__Task description__
The answer must restate every entry below word for word.

__Input for this task__
══════════════════════════════

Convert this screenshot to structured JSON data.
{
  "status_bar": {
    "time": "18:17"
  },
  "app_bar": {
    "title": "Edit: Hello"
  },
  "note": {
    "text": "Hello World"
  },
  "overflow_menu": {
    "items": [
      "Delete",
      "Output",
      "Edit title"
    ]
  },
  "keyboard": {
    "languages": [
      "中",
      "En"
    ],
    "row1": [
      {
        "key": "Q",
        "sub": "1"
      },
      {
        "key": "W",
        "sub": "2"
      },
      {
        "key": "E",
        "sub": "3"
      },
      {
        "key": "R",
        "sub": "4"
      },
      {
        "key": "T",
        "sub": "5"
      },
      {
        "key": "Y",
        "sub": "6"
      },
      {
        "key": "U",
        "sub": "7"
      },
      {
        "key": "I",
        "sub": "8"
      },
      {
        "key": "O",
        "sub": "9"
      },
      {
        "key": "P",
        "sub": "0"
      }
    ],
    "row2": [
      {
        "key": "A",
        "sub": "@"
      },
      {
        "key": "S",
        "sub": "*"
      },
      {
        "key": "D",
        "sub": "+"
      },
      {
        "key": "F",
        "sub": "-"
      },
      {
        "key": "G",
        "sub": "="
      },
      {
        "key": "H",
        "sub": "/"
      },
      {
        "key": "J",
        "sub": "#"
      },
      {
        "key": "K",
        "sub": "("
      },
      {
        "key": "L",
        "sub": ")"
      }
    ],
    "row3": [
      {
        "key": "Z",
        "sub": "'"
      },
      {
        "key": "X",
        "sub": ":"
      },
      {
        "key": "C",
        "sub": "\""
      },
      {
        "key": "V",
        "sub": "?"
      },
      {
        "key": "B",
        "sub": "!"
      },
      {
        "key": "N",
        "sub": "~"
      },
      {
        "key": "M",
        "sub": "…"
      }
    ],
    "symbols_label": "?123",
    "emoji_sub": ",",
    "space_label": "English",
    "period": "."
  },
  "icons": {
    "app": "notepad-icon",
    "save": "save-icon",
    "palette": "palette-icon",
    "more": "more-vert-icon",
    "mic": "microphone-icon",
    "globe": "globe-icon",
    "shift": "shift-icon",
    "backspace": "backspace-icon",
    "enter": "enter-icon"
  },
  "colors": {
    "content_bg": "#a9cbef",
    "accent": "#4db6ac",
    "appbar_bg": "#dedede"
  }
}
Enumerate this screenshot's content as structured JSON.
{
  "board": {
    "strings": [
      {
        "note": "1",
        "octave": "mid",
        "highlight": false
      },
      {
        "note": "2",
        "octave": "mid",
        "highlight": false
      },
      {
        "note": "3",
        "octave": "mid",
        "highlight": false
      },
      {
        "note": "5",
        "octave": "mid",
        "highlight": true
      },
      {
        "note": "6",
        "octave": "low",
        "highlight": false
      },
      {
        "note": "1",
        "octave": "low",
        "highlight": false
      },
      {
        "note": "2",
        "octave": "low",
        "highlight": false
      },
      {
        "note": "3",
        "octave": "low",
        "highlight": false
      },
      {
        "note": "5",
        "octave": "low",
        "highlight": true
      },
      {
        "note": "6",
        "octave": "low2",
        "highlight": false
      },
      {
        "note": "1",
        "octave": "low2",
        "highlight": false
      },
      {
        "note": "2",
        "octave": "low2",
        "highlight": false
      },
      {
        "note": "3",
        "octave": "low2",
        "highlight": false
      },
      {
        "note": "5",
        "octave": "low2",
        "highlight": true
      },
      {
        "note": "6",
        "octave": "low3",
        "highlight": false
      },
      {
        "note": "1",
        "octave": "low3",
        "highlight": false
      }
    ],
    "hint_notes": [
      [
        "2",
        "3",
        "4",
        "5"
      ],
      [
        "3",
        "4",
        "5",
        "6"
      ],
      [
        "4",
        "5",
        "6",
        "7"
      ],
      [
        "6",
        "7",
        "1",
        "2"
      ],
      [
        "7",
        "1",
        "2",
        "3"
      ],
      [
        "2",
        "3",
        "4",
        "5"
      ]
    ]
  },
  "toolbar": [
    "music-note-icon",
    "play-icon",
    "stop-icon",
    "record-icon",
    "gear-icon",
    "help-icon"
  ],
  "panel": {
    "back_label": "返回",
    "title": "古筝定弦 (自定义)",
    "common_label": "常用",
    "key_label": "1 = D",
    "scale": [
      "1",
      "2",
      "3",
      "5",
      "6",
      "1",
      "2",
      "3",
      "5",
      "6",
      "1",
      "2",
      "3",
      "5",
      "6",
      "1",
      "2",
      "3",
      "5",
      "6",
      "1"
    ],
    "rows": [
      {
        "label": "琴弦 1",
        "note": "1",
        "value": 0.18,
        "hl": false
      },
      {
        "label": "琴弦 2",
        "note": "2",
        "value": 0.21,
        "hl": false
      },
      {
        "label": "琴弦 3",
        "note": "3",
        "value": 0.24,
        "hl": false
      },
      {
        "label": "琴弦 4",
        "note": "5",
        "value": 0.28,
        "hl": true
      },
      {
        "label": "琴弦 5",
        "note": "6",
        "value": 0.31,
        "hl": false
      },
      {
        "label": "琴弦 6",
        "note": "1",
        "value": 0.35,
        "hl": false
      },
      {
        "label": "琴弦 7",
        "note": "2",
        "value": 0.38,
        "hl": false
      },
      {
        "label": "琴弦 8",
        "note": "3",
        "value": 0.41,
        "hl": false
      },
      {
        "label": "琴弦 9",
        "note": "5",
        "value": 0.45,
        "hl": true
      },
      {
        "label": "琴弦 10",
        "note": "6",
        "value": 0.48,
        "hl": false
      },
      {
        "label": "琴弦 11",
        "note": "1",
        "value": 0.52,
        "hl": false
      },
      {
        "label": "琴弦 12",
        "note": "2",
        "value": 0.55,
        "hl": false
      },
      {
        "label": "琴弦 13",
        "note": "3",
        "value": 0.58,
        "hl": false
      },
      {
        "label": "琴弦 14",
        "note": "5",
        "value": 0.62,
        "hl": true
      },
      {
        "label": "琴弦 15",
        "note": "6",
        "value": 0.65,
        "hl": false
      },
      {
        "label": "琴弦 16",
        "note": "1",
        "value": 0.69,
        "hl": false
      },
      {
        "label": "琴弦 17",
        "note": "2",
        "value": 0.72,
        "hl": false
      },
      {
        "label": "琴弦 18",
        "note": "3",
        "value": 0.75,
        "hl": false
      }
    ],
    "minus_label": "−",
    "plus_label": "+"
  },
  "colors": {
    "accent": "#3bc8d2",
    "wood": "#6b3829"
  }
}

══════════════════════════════

__Response__
Convert this screenshot to structured JSON data.
{
  "status_bar": {
    "time": "18:17"
  },
  "app_bar": {
    "title": "Edit: Hello"
  },
  "note": {
    "text": "Hello World"
  },
  "overflow_menu": {
    "items": [
      "Delete",
      "Output",
      "Edit title"
    ]
  },
  "keyboard": {
    "languages": [
      "中",
      "En"
    ],
    "row1": [
      {
        "key": "Q",
        "sub": "1"
      },
      {
        "key": "W",
        "sub": "2"
      },
      {
        "key": "E",
        "sub": "3"
      },
      {
        "key": "R",
        "sub": "4"
      },
      {
        "key": "T",
        "sub": "5"
      },
      {
        "key": "Y",
        "sub": "6"
      },
      {
        "key": "U",
        "sub": "7"
      },
      {
        "key": "I",
        "sub": "8"
      },
      {
        "key": "O",
        "sub": "9"
      },
      {
        "key": "P",
        "sub": "0"
      }
    ],
    "row2": [
      {
        "key": "A",
        "sub": "@"
      },
      {
        "key": "S",
        "sub": "*"
      },
      {
        "key": "D",
        "sub": "+"
      },
      {
        "key": "F",
        "sub": "-"
      },
      {
        "key": "G",
        "sub": "="
      },
      {
        "key": "H",
        "sub": "/"
      },
      {
        "key": "J",
        "sub": "#"
      },
      {
        "key": "K",
        "sub": "("
      },
      {
        "key": "L",
        "sub": ")"
      }
    ],
    "row3": [
      {
        "key": "Z",
        "sub": "'"
      },
      {
        "key": "X",
        "sub": ":"
      },
      {
        "key": "C",
        "sub": "\""
      },
      {
        "key": "V",
        "sub": "?"
      },
      {
        "key": "B",
        "sub": "!"
      },
      {
        "key": "N",
        "sub": "~"
      },
      {
        "key": "M",
        "sub": "…"
      }
    ],
    "symbols_label": "?123",
    "emoji_sub": ",",
    "space_label": "English",
    "period": "."
  },
  "icons": {
    "app": "notepad-icon",
    "save": "save-icon",
    "palette": "palette-icon",
    "more": "more-vert-icon",
    "mic": "microphone-icon",
    "globe": "globe-icon",
    "shift": "shift-icon",
    "backspace": "backspace-icon",
    "enter": "enter-icon"
  },
  "colors": {
    "content_bg": "#a9cbef",
    "accent": "#4db6ac",
    "appbar_bg": "#dedede"
  }
}
Enumerate this screenshot's content as structured JSON.
{
  "board": {
    "strings": [
      {
        "note": "1",
        "octave": "mid",
        "highlight": false
      },
      {
        "note": "2",
        "octave": "mid",
        "highlight": false
      },
      {
        "note": "3",
        "octave": "mid",
        "highlight": false
      },
      {
        "note": "5",
        "octave": "mid",
        "highlight": true
      },
      {
        "note": "6",
        "octave": "low",
        "highlight": false
      },
      {
        "note": "1",
        "octave": "low",
        "highlight": false
      },
      {
        "note": "2",
        "octave": "low",
        "highlight": false
      },
      {
        "note": "3",
        "octave": "low",
        "highlight": false
      },
      {
        "note": "5",
        "octave": "low",
        "highlight": true
      },
      {
        "note": "6",
        "octave": "low2",
        "highlight": false
      },
      {
        "note": "1",
        "octave": "low2",
        "highlight": false
      },
      {
        "note": "2",
        "octave": "low2",
        "highlight": false
      },
      {
        "note": "3",
        "octave": "low2",
        "highlight": false
      },
      {
        "note": "5",
        "octave": "low2",
        "highlight": true
      },
      {
        "note": "6",
        "octave": "low3",
        "highlight": false
      },
      {
        "note": "1",
        "octave": "low3",
        "highlight": false
      }
    ],
    "hint_notes": [
      [
        "2",
        "3",
        "4",
        "5"
      ],
      [
        "3",
        "4",
        "5",
        "6"
      ],
      [
        "4",
        "5",
        "6",
        "7"
      ],
      [
        "6",
        "7",
        "1",
        "2"
      ],
      [
        "7",
        "1",
        "2",
        "3"
      ],
      [
        "2",
        "3",
        "4",
        "5"
      ]
    ]
  },
  "toolbar": [
    "music-note-icon",
    "play-icon",
    "stop-icon",
    "record-icon",
    "gear-icon",
    "help-icon"
  ],
  "panel": {
    "back_label": "返回",
    "title": "古筝定弦 (自定义)",
    "common_label": "常用",
    "key_label": "1 = D",
    "scale": [
      "1",
      "2",
      "3",
      "5",
      "6",
      "1",
      "2",
      "3",
      "5",
      "6",
      "1",
      "2",
      "3",
      "5",
      "6",
      "1",
      "2",
      "3",
      "5",
      "6",
      "1"
    ],
    "rows": [
      {
        "label": "琴弦 1",
        "note": "1",
        "value": 0.18,
        "hl": false
      },
      {
        "label": "琴弦 2",
        "note": "2",
        "value": 0.21,
        "hl": false
      },
      {
        "label": "琴弦 3",
        "note": "3",
        "value": 0.24,
        "hl": false
      },
      {
        "label": "琴弦 4",
        "note": "5",
        "value": 0.28,
        "hl": true
      },
      {
        "label": "琴弦 5",
        "note": "6",
        "value": 0.31,
        "hl": false
      },
      {
        "label": "琴弦 6",
        "note": "1",
        "value": 0.35,
        "hl": false
      },
      {
        "label": "琴弦 7",
        "note": "2",
        "value": 0.38,
        "hl": false
      },
      {
        "label": "琴弦 8",
        "note": "3",
        "value": 0.41,
        "hl": false
      },
      {
        "label": "琴弦 9",
        "note": "5",
        "value": 0.45,
        "hl": true
      },
      {
        "label": "琴弦 10",
        "note": "6",
        "value": 0.48,
        "hl": false
      },
      {
        "label": "琴弦 11",
        "note": "1",
        "value": 0.52,
        "hl": false
      },
      {
        "label": "琴弦 12",
        "note": "2",
        "value": 0.55,
        "hl": false
      },
      {
        "label": "琴弦 13",
        "note": "3",
        "value": 0.58,
        "hl": false
      },
      {
        "label": "琴弦 14",
        "note": "5",
        "value": 0.62,
        "hl": true
      },
      {
        "label": "琴弦 15",
        "note": "6",
        "value": 0.65,
        "hl": false
      },
      {
        "label": "琴弦 16",
        "note": "1",
        "value": 0.69,
        "hl": false
      },
      {
        "label": "琴弦 17",
        "note": "2",
        "value": 0.72,
        "hl": false
      },
      {
        "label": "琴弦 18",
        "note": "3",
        "value": 0.75,
        "hl": false
      }
    ],
    "minus_label": "−",
    "plus_label": "+"
  },
  "colors": {
    "accent": "#3bc8d2",
    "wood": "#6b3829"
  }
}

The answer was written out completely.